We then have the classical ‘Romance’ written for violin and piano or violin and orchestra.
There are again here so many, and starting with some of the most well known –
Beethoven Romance for violin and orchestra in F major:
Dvorak Romance for violin and piano
Camille Saint-Saens Romance for violin and orchestra in C major
And there are plentiful examples of Romances that are less well known but deserving of a more prominent place in the repertoire and our conciousness.
Take for example the wonderful Romances of Johanne Svendsen and Samuel Coleridge-Taylor:

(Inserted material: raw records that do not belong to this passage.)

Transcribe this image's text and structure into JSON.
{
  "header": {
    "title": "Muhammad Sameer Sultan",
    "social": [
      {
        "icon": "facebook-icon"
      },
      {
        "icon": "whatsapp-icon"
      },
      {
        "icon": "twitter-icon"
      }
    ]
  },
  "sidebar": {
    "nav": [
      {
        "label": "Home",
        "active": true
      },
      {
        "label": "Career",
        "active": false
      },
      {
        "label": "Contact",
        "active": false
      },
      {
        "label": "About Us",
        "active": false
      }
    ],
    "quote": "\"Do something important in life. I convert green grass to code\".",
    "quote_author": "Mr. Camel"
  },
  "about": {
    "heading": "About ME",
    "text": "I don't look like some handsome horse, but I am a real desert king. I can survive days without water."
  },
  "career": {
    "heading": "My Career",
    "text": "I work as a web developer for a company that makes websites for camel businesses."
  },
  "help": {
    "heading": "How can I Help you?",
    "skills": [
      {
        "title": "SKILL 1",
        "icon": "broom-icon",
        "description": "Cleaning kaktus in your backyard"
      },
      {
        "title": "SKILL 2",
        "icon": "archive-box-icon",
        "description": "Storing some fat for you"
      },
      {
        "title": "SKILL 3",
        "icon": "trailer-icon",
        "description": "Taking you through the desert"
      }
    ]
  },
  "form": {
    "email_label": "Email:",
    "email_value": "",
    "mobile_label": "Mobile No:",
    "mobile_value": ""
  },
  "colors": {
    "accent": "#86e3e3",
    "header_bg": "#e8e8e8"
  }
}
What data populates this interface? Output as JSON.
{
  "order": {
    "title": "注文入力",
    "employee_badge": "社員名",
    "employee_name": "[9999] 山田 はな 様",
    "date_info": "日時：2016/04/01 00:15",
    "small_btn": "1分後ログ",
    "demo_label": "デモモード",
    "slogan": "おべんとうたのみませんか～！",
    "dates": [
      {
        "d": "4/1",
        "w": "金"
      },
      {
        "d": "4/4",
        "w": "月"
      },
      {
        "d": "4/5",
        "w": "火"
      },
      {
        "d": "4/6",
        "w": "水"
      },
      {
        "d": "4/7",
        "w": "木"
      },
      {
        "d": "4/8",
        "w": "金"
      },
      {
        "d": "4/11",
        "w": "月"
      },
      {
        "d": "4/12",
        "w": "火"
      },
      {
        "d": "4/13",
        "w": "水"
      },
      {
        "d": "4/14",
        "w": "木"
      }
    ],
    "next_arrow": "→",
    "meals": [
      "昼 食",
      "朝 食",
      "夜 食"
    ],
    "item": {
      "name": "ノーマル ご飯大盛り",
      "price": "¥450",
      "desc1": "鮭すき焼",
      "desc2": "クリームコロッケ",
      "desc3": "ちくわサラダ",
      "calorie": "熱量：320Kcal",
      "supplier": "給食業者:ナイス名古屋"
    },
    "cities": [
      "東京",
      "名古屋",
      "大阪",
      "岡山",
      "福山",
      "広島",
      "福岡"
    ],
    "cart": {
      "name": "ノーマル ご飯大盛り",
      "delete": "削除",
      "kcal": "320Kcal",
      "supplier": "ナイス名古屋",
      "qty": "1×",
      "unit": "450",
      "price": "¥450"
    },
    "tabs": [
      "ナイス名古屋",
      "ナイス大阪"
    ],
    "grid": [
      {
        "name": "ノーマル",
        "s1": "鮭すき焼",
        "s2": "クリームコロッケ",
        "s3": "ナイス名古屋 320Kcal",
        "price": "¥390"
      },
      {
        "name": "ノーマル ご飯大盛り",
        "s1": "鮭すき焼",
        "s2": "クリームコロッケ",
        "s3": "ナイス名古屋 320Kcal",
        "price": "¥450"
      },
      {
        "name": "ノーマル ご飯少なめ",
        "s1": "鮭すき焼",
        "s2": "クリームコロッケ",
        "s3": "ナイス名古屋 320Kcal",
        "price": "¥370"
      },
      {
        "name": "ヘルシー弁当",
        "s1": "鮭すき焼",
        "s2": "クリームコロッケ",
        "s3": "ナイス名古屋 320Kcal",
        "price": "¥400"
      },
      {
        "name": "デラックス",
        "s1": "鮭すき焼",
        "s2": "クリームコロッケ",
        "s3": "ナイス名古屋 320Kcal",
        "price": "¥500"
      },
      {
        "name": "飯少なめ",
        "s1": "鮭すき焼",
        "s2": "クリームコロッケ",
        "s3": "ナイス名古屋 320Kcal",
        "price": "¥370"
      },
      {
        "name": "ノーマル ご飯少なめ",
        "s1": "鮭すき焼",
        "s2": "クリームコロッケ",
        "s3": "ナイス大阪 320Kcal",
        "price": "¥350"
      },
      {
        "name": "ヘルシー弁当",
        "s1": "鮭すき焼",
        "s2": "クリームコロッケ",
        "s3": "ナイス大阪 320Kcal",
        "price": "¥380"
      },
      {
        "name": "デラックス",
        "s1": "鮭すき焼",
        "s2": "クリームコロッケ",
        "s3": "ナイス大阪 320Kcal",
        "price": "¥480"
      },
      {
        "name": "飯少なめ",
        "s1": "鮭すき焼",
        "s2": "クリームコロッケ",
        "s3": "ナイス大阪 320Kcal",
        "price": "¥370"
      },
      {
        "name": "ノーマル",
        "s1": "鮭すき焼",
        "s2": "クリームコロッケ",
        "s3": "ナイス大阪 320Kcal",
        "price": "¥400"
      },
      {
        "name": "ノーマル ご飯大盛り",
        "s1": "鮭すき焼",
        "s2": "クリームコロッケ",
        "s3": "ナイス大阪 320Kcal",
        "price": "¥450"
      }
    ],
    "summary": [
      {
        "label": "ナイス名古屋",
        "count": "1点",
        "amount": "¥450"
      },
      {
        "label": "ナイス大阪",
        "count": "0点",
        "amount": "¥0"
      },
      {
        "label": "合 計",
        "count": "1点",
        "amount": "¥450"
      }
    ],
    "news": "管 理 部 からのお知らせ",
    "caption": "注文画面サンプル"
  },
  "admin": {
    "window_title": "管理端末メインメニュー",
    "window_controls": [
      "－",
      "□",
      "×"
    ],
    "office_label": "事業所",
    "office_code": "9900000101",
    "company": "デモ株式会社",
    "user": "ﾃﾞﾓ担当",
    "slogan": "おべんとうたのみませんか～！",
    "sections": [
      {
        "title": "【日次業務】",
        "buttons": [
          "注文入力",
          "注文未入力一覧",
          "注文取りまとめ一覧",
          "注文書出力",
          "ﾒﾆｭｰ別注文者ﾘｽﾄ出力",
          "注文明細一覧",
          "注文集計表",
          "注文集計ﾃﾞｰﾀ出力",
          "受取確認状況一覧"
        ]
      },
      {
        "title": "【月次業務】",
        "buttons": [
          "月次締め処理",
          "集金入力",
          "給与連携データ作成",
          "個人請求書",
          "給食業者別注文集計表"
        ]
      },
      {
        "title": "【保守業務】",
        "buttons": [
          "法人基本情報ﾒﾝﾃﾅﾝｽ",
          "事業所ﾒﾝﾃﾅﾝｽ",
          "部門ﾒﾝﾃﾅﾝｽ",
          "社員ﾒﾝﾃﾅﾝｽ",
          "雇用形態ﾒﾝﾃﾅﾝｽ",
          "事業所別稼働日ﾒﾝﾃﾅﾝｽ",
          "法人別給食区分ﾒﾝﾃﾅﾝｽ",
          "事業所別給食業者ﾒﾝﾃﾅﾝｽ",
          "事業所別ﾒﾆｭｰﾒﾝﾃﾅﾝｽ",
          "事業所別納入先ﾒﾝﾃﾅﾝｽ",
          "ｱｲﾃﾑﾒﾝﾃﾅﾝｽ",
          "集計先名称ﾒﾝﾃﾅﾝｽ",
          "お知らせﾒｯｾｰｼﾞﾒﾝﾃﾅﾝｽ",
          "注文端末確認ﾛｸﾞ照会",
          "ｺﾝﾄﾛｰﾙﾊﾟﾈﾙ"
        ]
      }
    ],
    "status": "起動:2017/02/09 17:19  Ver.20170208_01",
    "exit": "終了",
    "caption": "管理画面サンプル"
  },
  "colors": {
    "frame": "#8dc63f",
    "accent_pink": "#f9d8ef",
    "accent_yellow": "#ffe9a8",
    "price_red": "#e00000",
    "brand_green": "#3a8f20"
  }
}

And who has heard of the wonderful Romance for violin and orchestra by Fini Henriques…who? Yes, do check it out!
Joseph Joachim is well known to many as a famous virtuoso violinist and pedagogue, but he also wrote many excellent pieces for the violin, including a number of violin concertos and this Romance for violin ‘Romanze’:
Beyond the Romance there are many other pieces from the standard violin repertoire that conjure feelings of passion fit for any romantic setting and the wooing of a loved one, take for example Tchaikovsky’s Serenade Melancholique and Bruch’s Adagio Appassionato.
None play the Tchaikovsky piece with more emotional expression than Jascha Heifetz
Whilst Bruch’s Adagio Appassionato evokes a different range of emotions in an equally powerful way
You could start and end with that piece it is such a powerfully evocative piece, and yet still it is very under-represented in the repertoire.
Max Bruch was one of the great Romantic Era composers for strings and was, as can be heard from the above piece, so much more than just his violin concerto No.1, which it angered and frustrated him greatly that magnificent as that composition is was the only piece of his that anyone wanted to perform. Here are two more offerings from him that further that argument and demonstrate so beautiful his powers of composing romantically evocative pieces for the violin. Max Bruch’s Romance for violin and orchestra Op.42 and his Seranade for violin and orchestra Op.75
In both cases the soloist is Salvatore Accardo performing with the Leipzig Gerwandhaus Orchestra under Kurt Masur.
Next we have this pair of well known pieces by enigmatic Fritz Kreisler – Liebesleid and Liebesfreud
Arranged for the violin from other repertoire
I am just going to draw attention to a couple of stand out pieces here from a vast array.
One is a personal favourite of mine, by Gabriel Faure…aaah the romantic French, Paris and all…Apres un Reve, with my top pic of interpretation being by rising star Lana Trotovsek:
That must have been quite some dream that Faure had to wake up with the inspiration to write such a piece!
And the other not far behind in my books, again draws on the hand of Fritz Kreisler – Rachmaninov’s 18th variation of Rhapsody on a Theme of Paganini arranged for violin by Kreisler. Here performed by a child prodigy who endured a tragic life and left the world all too early with the world at his feet, something which appeared to be too much for him – the so talented Michael Rabin: